The Apollo science harvest is not widely disseminated. NASA was probably remiss in not having in its budget a personable science speaker along with a skilled production crew, whose sole job was to translate the discoveries into Peoplespeak and make them fascinating to the layperson. Then again, maybe most people are simply not that interested in science to begin with.
The dozen most important Moon discoveries:
1. Four centuries of telescopic views from Earth and space probe flybys had convinced astronomers that lunar mountains were pointy and sharp. It's how artists had always depicted the Moon. The lack of lunar air, water, rain, wind - any sort of erosion - supported these observations. But the actual Moon has only rounded mountains, more resembling the Catskills than the Rockies. Turns out that eons of countless small meteor impacts have acted like tiny hammers, pounding everything into a totally worn appearance.

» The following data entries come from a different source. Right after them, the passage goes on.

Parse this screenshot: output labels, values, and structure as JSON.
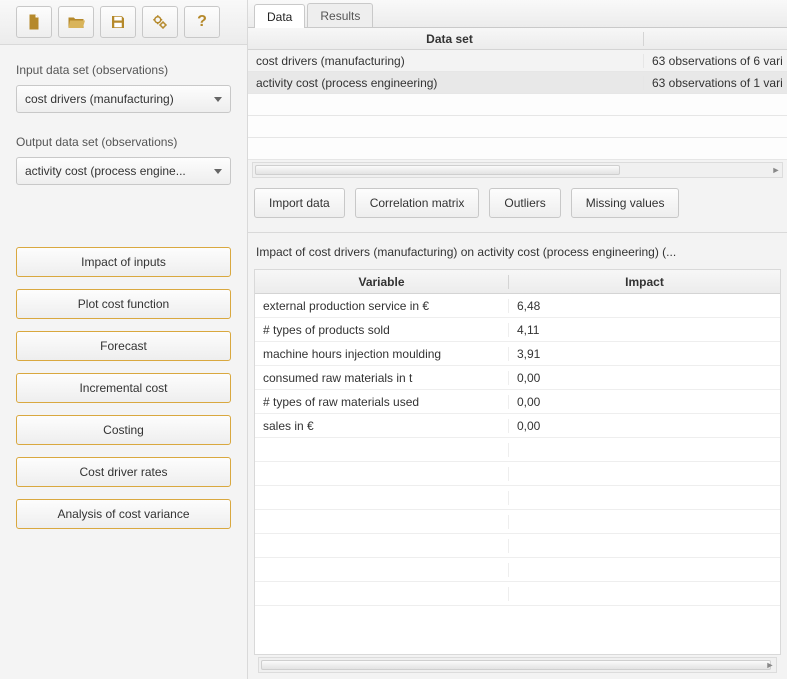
{
  "sidebar": {
    "input_label": "Input data set (observations)",
    "input_value": "cost drivers (manufacturing)",
    "output_label": "Output data set (observations)",
    "output_value": "activity cost (process engine...",
    "actions": [
      "Impact of inputs",
      "Plot cost function",
      "Forecast",
      "Incremental cost",
      "Costing",
      "Cost driver rates",
      "Analysis of cost variance"
    ]
  },
  "tabs": {
    "data": "Data",
    "results": "Results"
  },
  "dataset_grid": {
    "header_dataset": "Data set",
    "rows": [
      {
        "name": "cost drivers (manufacturing)",
        "info": "63 observations of 6 vari"
      },
      {
        "name": "activity cost (process engineering)",
        "info": "63 observations of 1 vari"
      }
    ]
  },
  "buttons": {
    "import": "Import data",
    "corr": "Correlation matrix",
    "outliers": "Outliers",
    "missing": "Missing values"
  },
  "impact": {
    "title": "Impact of cost drivers (manufacturing) on activity cost (process engineering) (...",
    "header_var": "Variable",
    "header_imp": "Impact",
    "rows": [
      {
        "v": "external production service in €",
        "i": "6,48"
      },
      {
        "v": "# types of products sold",
        "i": "4,11"
      },
      {
        "v": "machine hours injection moulding",
        "i": "3,91"
      },
      {
        "v": "consumed raw materials in t",
        "i": "0,00"
      },
      {
        "v": "# types of raw materials used",
        "i": "0,00"
      },
      {
        "v": "sales in €",
        "i": "0,00"
      }
    ]
  }
}
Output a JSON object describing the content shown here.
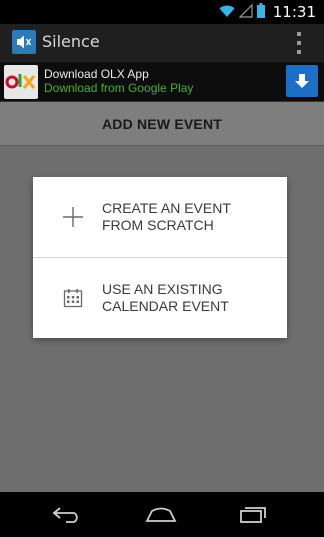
{
  "status_bar": {
    "time": "11:31"
  },
  "action_bar": {
    "title": "Silence",
    "icon": "speaker-mute-icon"
  },
  "ad": {
    "title": "Download OLX App",
    "subtitle": "Download from Google Play",
    "logo_text": "olx"
  },
  "screen": {
    "header": "ADD NEW EVENT"
  },
  "dialog": {
    "options": [
      {
        "label": "CREATE AN EVENT\nFROM SCRATCH",
        "icon": "plus-icon"
      },
      {
        "label": "USE AN EXISTING\nCALENDAR EVENT",
        "icon": "calendar-icon"
      }
    ]
  },
  "colors": {
    "background": "#6e6e6e",
    "header": "#7e7e7e",
    "dialog": "#ffffff",
    "app_icon": "#2a7bb8",
    "ad_subtitle": "#4caf2a",
    "ad_button": "#1d6fc6"
  }
}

2. Thanks to seismometers planted on the Moon's surface, we learned that whenever the Moon gets a hard impact, the moonquake it produces goes on and on. Moonquakes continue for up to two-and-a-half hours. The Moon rings like a giant gong.
3. The Moon's surface is everywhere covered with fine dust, as smooth as baby powder.

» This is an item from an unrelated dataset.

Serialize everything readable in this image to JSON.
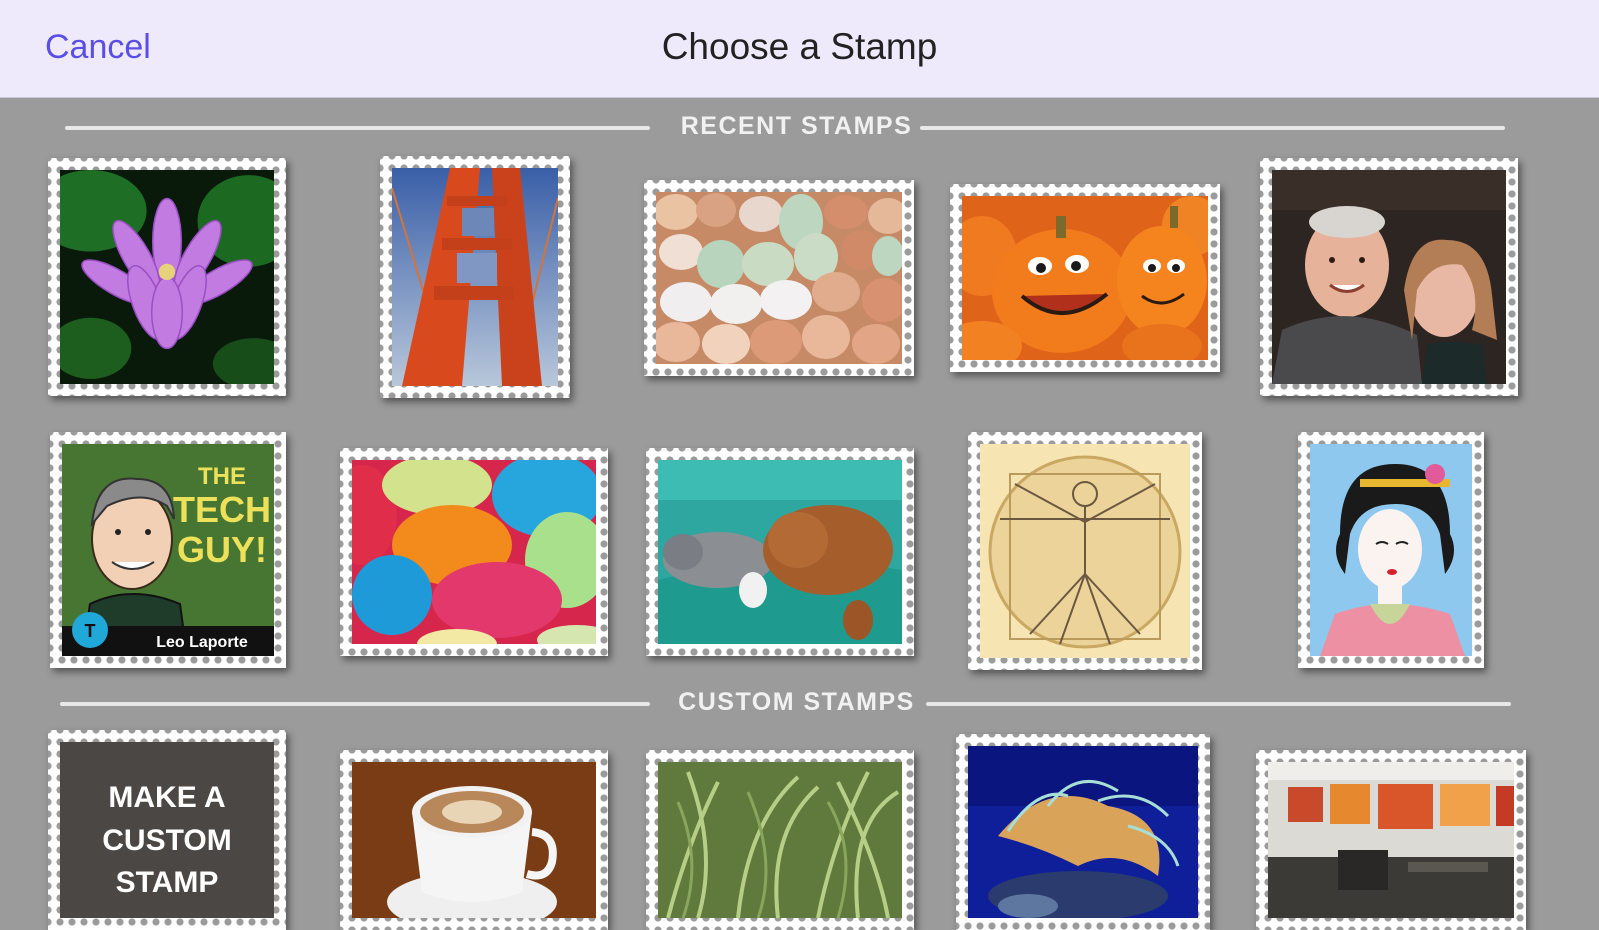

4. The Moon's night and day temperatures are easy to remember. In most places the ground reaches 250 degrees Fahrenheit by day and minus-250° by night. This 500-degree range is much larger than ever seen on Earth, Mars or Venus.

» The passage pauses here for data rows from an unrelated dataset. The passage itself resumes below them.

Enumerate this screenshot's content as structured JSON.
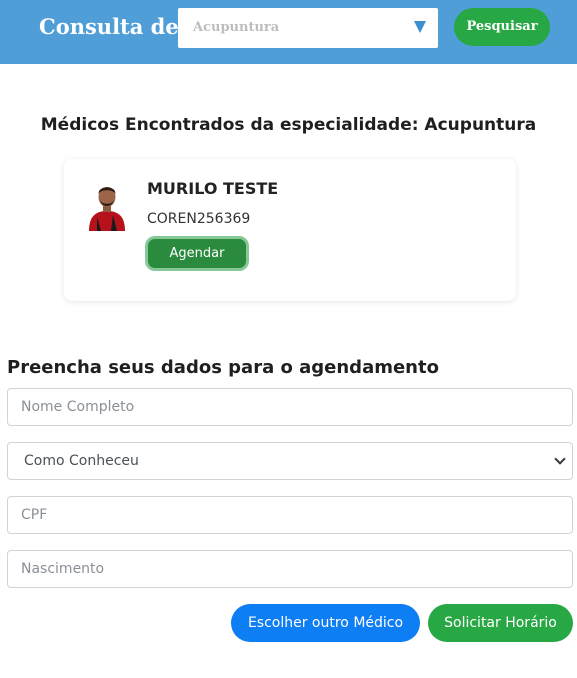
{
  "header": {
    "brand": "Consulta de",
    "specialty_selected": "Acupuntura",
    "search_label": "Pesquisar"
  },
  "results": {
    "title": "Médicos Encontrados da especialidade: Acupuntura",
    "doctor": {
      "name": "MURILO TESTE",
      "registration": "COREN256369",
      "schedule_label": "Agendar"
    }
  },
  "form": {
    "title": "Preencha seus dados para o agendamento",
    "name_placeholder": "Nome Completo",
    "referral_selected": "Como Conheceu",
    "cpf_placeholder": "CPF",
    "birth_placeholder": "Nascimento"
  },
  "actions": {
    "choose_other_label": "Escolher outro Médico",
    "request_label": "Solicitar Horário"
  },
  "colors": {
    "header_bg": "#4f9ed8",
    "success": "#28a745",
    "primary": "#0d7ef3"
  }
}
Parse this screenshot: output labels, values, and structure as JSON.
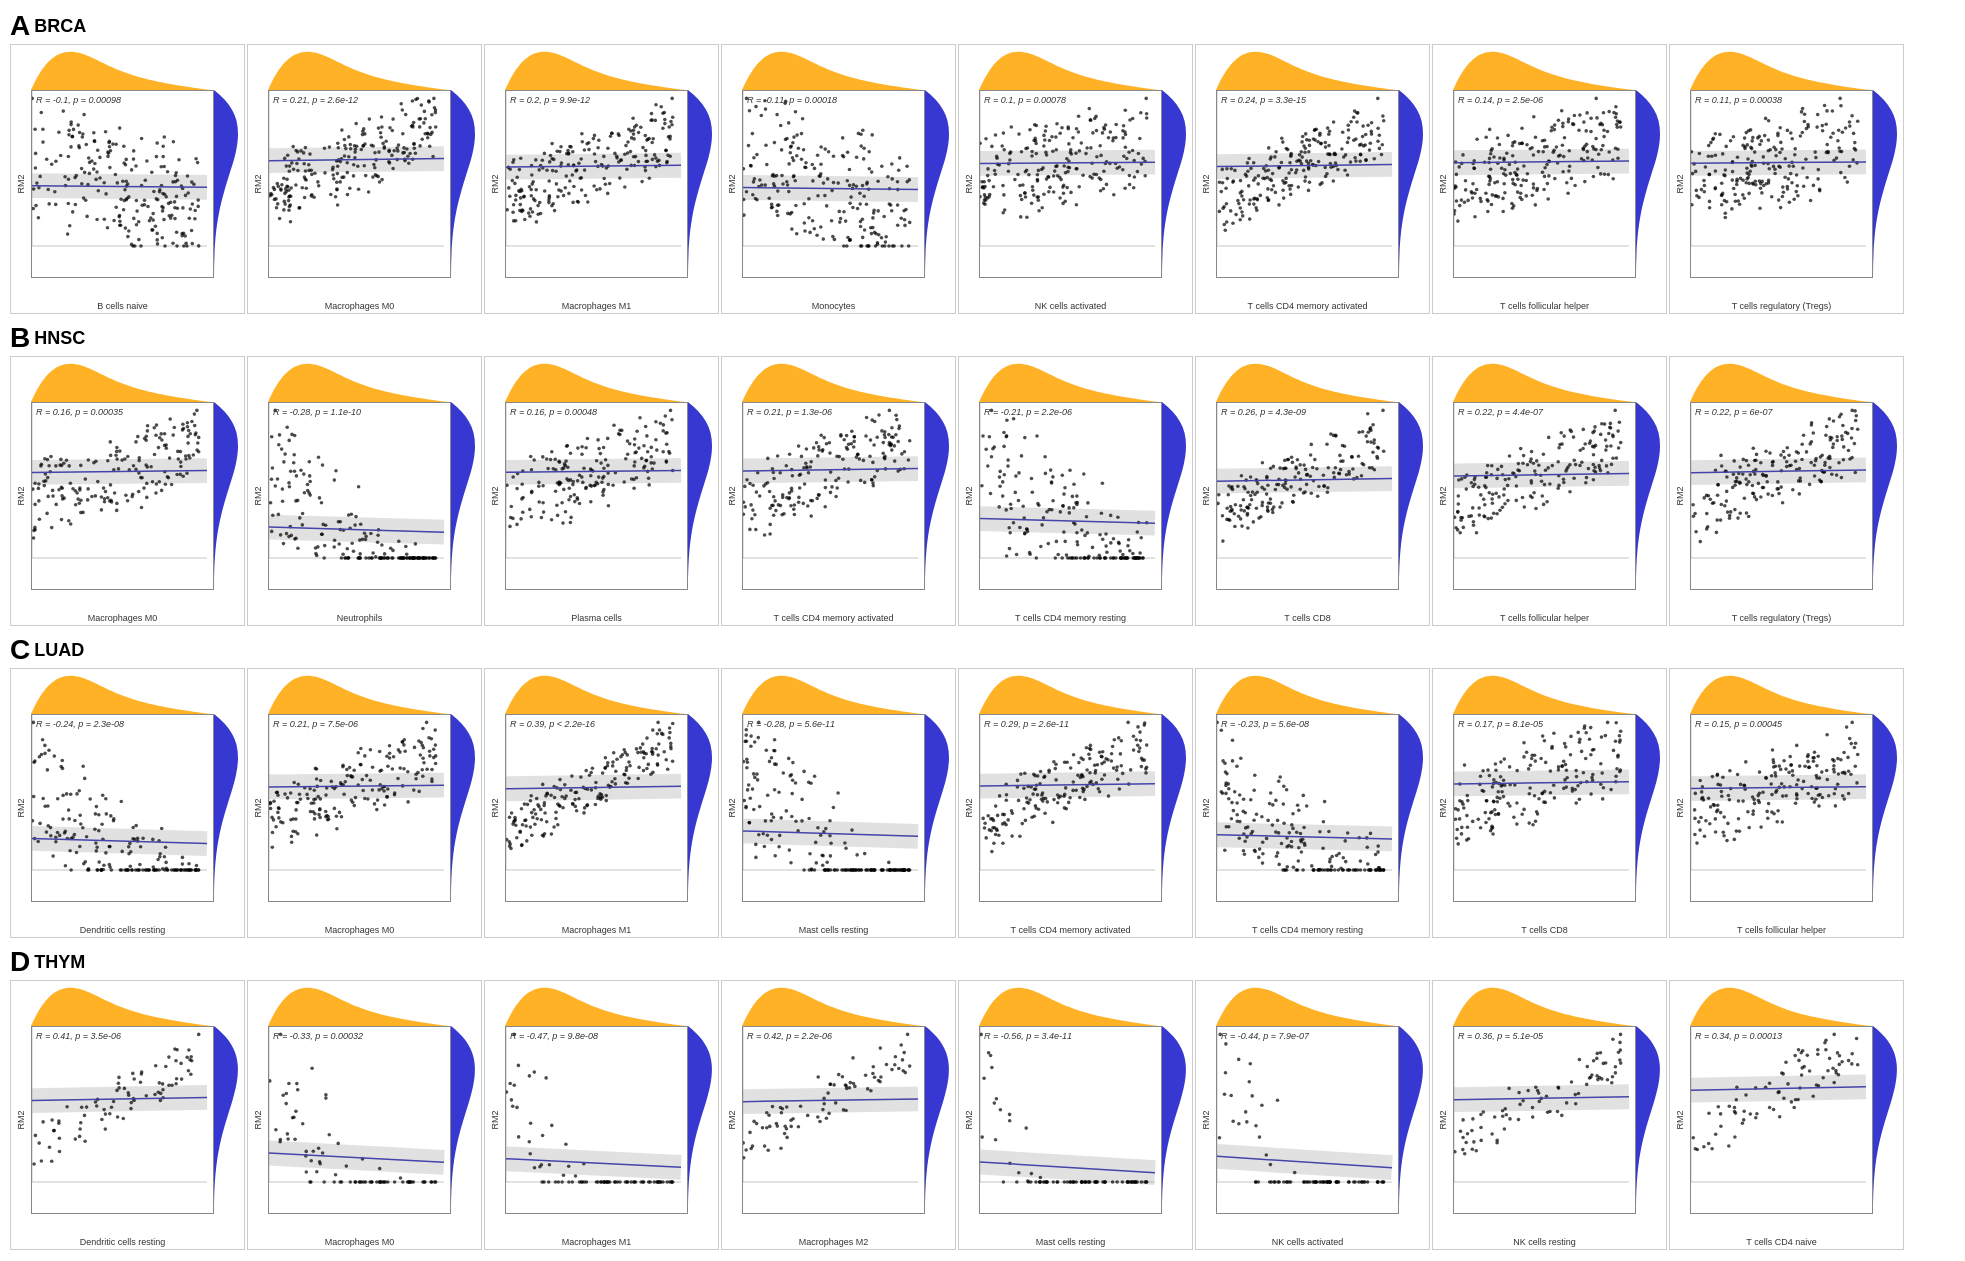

5. Moon rocks are anhydrous, meaning that they contain no water whatsoever. You can't even create water using anything you'd find in a Moon rock. The rocks are also devoid of volatiles (alcohol compounds) and organic compounds (those that contain carbon).
6. Moon rocks were all formed from high-heat events. There is no sedimentary rock: nothing formed in layers or by slowly solidifying wet materials as on Earth, such as limestone, sandstone or shale.
7. The lunar soil or regolith covers the surface to a depth of five to 80 feet. Unlike Earth soil, it contains no air spaces. It is mostly oxygen and silicon, SiO2, like a superfine sand.
8. All questions about the Moon's age have been answered. The oldest rocks have the same age as the Earth: 4.6 billion years. The youngest found were 3.2 billion years old, which coincided with the time when volcanic lava flowed most recently.
9. All craters come from meteor impacts.
10. The Moon is utterly lifeless. This had always been assumed; but after Apollo, we knew it for sure.
11. The Moon is leaving us. Thanks to the laser corner cubes left behind at three of the Apollo landing sites, timed pulses from Earth determine the Moon's distance with one-inch accuracy. This shows that the Moon is slowly spiraling away from Earth at the rate of one-and-a-half inches per year.
12. Before landing there, scientists feared that the Moon's surface might either be a thin crust that would collapse under the weight of a spacecraft, or else be a deep, quicksandlike fine powder that a visitor would sink into, to be swallowed up. Both fears proved groundless. The top few inches of powder are as fine as talcum; beneath that the material is so compact, dense and free of air spaces that it can support any amount of weight. The bearing capacity is similar to a few inches of fine beach sand atop a slab of granite.
What do you think? Go back? Or been there, done that, let's move on?